  19. Monkey and dung beetle activities influence soil seed bank structure


    Feer, François; Ponge, Jean-François; Jouard, Sylvie; Gomez, Doris


    International audience; In Neotropical forests, dung beetles act as efficient secondary dispersers of seeds that are dispersed primarily by red howler monkeys. Here, we investigated the origins of soil seed bank variability in relation to monkey and dung beetle activity, to assess the impact of dung beetles on seed fate, and their adaptability to resource availability. This question is important to better understand the process of tree regeneration, and is especially timely in the current con...

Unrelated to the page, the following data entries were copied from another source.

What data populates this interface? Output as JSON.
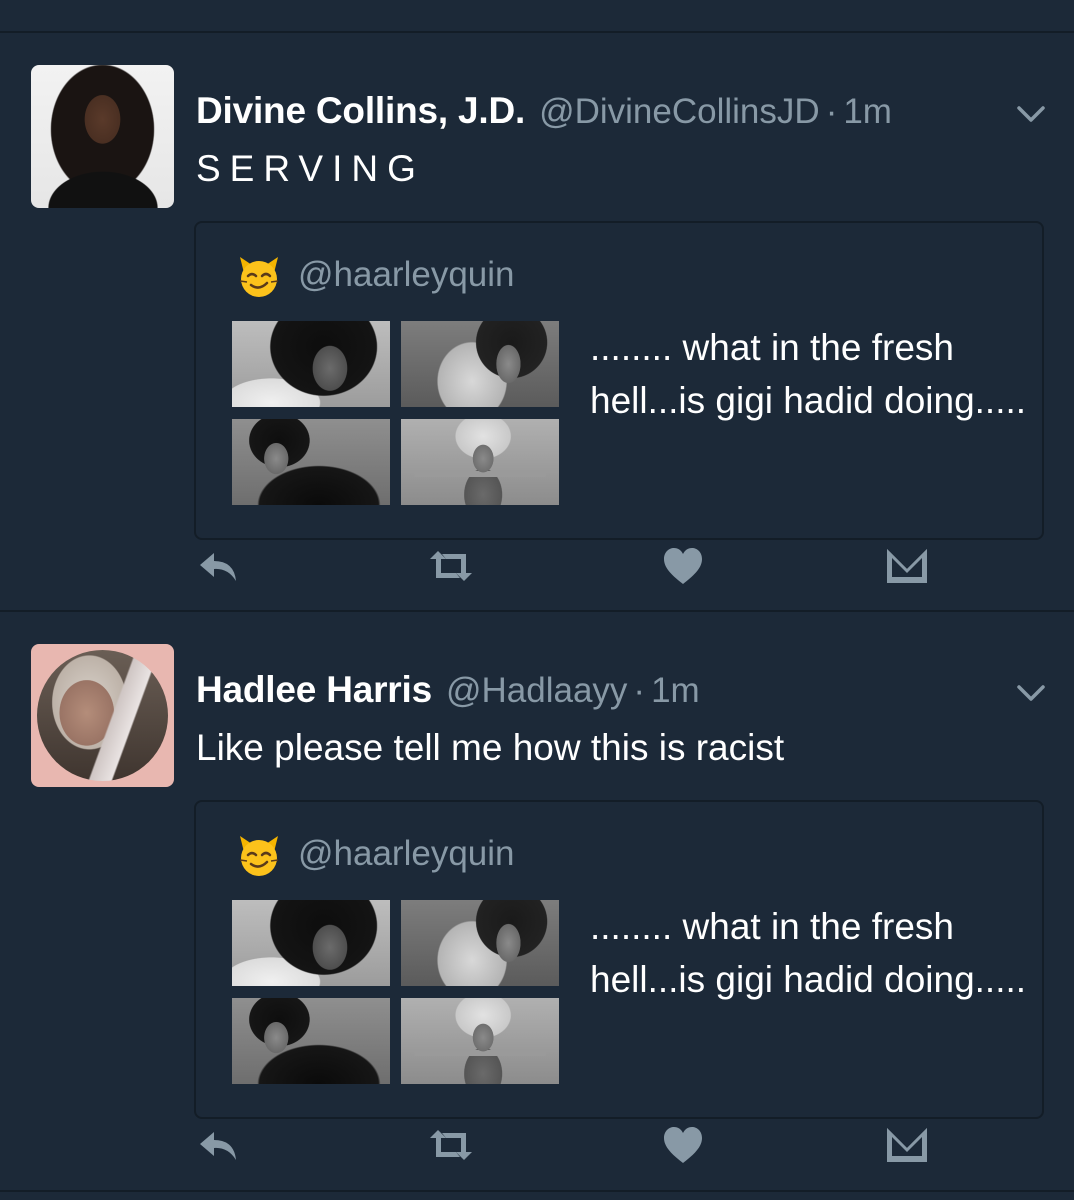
{
  "colors": {
    "background": "#1c2938",
    "divider": "#131d27",
    "text_primary": "#ffffff",
    "text_secondary": "#8899a6",
    "icon": "#8899a6"
  },
  "tweets": [
    {
      "name": "Divine Collins, J.D.",
      "handle": "@DivineCollinsJD",
      "separator": "·",
      "time": "1m",
      "text": "SERVING",
      "quote": {
        "icon": "smirking-cat-emoji",
        "handle": "@haarleyquin",
        "text": "........ what in the fresh hell...is gigi hadid doing....."
      },
      "actions": [
        "reply-icon",
        "retweet-icon",
        "like-heart-icon",
        "direct-message-icon"
      ]
    },
    {
      "name": "Hadlee Harris",
      "handle": "@Hadlaayy",
      "separator": "·",
      "time": "1m",
      "text": "Like please tell me how this is racist",
      "quote": {
        "icon": "smirking-cat-emoji",
        "handle": "@haarleyquin",
        "text": "........ what in the fresh hell...is gigi hadid doing....."
      },
      "actions": [
        "reply-icon",
        "retweet-icon",
        "like-heart-icon",
        "direct-message-icon"
      ]
    }
  ]
}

  20. Performing monkeys of Bangladesh: characterizing their source and genetic variation. (United States)

    Hasan, M Kamrul; Feeroz, M Mostafa; Jones-Engel, Lisa; Engel, Gregory A; Akhtar, Sharmin; Kanthaswamy, Sree; Smith, David Glenn


    The acquisition and training of monkeys to perform is a centuries-old tradition in South Asia, resulting in a large number of rhesus macaques kept in captivity for this purpose. The performing monkeys are reportedly collected from free-ranging populations, and may escape from their owners or may be released into other populations. In order to determine whether this tradition involving the acquisition and movement of animals has influenced the population structure of free-ranging rhesus macaques in Bangladesh, we first characterized the source of these monkeys. Biological samples from 65 performing macaques collected between January 2010 and August 2013 were analyzed for genetic variation using 716 base pairs of mitochondrial DNA. Performing monkey sequences were compared with those of free-ranging rhesus macaque populations in Bangladesh, India and Myanmar. Forty-five haplotypes with 116 (16 %) polymorphic nucleotide sites were detected among the performing monkeys. As for the free-ranging rhesus population, most of the substitutions (89 %) were transitions, and no indels (insertion/deletion) were observed. The estimate of the mean number of pair-wise differences for the performing monkey population was 10.1264 ± 4.686, compared to 14.076 ± 6.363 for the free-ranging population. Fifteen free-ranging rhesus macaque populations were identified as the source of performing monkeys in Bangladesh; several of these populations were from areas where active provisioning has resulted in a large number of macaques. The collection of performing monkeys from India was also evident.